# [WORK ITEM]
The answer should consist of each line from the data below that includes "true".

= Beginning of Section =

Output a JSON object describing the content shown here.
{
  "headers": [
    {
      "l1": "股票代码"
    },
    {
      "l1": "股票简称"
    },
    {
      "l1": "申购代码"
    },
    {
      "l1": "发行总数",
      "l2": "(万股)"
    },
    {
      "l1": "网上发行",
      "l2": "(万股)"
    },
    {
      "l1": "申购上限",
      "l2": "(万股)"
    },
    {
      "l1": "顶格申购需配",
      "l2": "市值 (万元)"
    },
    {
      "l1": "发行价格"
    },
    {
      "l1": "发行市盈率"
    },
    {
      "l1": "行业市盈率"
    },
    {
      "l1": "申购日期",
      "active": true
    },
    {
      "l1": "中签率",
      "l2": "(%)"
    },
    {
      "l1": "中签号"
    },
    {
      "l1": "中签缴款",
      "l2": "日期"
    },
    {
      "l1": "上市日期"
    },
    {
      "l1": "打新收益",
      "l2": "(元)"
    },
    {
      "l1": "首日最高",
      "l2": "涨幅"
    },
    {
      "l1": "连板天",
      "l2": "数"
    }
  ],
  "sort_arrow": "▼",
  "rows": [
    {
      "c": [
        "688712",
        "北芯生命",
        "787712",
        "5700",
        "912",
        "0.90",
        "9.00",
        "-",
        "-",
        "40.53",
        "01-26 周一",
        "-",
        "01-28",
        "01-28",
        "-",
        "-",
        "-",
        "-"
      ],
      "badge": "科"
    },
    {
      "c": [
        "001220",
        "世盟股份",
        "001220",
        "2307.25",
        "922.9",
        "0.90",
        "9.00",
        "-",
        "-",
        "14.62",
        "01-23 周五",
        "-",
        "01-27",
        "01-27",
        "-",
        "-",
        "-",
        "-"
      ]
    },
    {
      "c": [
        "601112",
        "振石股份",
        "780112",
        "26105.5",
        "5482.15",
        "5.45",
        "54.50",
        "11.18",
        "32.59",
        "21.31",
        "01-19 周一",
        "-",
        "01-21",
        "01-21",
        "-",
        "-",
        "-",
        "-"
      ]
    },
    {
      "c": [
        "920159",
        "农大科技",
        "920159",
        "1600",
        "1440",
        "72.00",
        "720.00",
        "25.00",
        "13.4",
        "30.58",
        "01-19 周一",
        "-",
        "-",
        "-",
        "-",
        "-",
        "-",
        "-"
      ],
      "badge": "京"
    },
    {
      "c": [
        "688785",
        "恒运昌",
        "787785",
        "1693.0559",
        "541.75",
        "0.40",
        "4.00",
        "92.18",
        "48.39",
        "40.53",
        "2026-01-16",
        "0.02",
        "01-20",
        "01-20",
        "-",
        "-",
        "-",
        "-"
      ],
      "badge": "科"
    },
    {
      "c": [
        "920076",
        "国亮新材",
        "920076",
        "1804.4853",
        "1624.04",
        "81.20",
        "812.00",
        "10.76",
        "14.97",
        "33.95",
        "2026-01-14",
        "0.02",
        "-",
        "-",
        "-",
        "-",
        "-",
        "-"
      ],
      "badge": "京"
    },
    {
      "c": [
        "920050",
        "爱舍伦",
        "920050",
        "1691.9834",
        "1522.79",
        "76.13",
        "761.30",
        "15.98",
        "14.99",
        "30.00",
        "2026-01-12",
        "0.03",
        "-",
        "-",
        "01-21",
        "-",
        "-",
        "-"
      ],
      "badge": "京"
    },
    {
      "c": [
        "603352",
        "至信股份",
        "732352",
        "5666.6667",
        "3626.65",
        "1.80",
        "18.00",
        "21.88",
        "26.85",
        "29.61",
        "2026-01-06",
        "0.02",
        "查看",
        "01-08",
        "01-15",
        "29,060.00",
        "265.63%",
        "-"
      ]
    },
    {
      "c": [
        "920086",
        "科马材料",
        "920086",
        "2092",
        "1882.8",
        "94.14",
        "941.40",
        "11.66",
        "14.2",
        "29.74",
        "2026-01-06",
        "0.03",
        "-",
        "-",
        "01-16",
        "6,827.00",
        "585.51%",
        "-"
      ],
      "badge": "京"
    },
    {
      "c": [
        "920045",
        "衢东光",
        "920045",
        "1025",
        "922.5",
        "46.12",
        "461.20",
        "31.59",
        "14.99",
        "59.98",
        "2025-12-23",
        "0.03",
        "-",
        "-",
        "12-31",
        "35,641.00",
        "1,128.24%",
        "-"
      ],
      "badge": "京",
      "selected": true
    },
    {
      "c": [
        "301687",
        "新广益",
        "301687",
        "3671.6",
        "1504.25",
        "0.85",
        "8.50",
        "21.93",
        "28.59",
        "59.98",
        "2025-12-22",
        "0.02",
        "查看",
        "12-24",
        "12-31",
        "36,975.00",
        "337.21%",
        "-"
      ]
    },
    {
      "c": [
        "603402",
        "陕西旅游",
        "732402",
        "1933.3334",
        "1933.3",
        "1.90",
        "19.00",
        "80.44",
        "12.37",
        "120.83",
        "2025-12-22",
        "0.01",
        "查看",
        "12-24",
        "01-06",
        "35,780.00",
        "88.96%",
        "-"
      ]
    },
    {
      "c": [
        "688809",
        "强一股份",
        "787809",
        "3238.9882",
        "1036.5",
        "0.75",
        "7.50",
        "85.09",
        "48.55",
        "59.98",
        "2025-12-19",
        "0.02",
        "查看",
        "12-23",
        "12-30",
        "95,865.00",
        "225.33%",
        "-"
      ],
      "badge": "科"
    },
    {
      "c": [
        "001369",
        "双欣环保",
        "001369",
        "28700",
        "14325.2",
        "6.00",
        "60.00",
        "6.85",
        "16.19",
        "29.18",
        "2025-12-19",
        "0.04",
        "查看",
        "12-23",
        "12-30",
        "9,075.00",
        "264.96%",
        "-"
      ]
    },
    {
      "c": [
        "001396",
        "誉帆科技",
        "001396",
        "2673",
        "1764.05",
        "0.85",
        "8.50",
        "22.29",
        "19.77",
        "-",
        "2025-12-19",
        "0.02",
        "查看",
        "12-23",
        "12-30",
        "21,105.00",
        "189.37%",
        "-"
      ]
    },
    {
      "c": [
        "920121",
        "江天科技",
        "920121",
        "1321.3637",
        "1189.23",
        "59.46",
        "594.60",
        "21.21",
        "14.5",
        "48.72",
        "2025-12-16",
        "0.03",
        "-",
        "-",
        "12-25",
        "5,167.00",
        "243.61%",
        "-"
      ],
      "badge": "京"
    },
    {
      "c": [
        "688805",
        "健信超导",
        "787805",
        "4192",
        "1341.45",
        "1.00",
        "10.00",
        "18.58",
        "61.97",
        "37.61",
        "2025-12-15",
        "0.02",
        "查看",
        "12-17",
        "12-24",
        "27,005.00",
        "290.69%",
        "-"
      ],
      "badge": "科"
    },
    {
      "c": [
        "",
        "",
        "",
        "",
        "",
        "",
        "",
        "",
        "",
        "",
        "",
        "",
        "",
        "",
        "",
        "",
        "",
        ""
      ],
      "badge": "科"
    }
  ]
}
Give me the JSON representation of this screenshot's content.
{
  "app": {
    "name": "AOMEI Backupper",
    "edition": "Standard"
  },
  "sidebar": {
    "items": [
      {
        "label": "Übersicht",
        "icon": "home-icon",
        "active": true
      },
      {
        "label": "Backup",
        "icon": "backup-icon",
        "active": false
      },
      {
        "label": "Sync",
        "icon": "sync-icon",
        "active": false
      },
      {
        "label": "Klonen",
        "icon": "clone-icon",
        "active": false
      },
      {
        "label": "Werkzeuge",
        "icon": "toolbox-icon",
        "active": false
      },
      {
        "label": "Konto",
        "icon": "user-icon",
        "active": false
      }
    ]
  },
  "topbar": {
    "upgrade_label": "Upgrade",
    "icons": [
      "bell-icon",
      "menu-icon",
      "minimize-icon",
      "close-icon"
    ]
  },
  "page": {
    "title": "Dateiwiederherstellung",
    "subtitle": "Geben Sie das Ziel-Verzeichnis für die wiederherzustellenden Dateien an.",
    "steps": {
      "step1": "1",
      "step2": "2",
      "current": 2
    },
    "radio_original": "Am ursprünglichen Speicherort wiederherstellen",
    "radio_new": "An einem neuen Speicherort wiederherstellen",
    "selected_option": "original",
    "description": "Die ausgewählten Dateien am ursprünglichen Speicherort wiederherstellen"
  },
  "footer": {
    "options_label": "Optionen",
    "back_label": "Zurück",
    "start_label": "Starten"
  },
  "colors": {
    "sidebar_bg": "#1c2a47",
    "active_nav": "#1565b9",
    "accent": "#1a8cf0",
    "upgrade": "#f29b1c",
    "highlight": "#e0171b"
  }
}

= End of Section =

# [COMPLETED TASK]
      "active": true
      "selected": true
        "active": true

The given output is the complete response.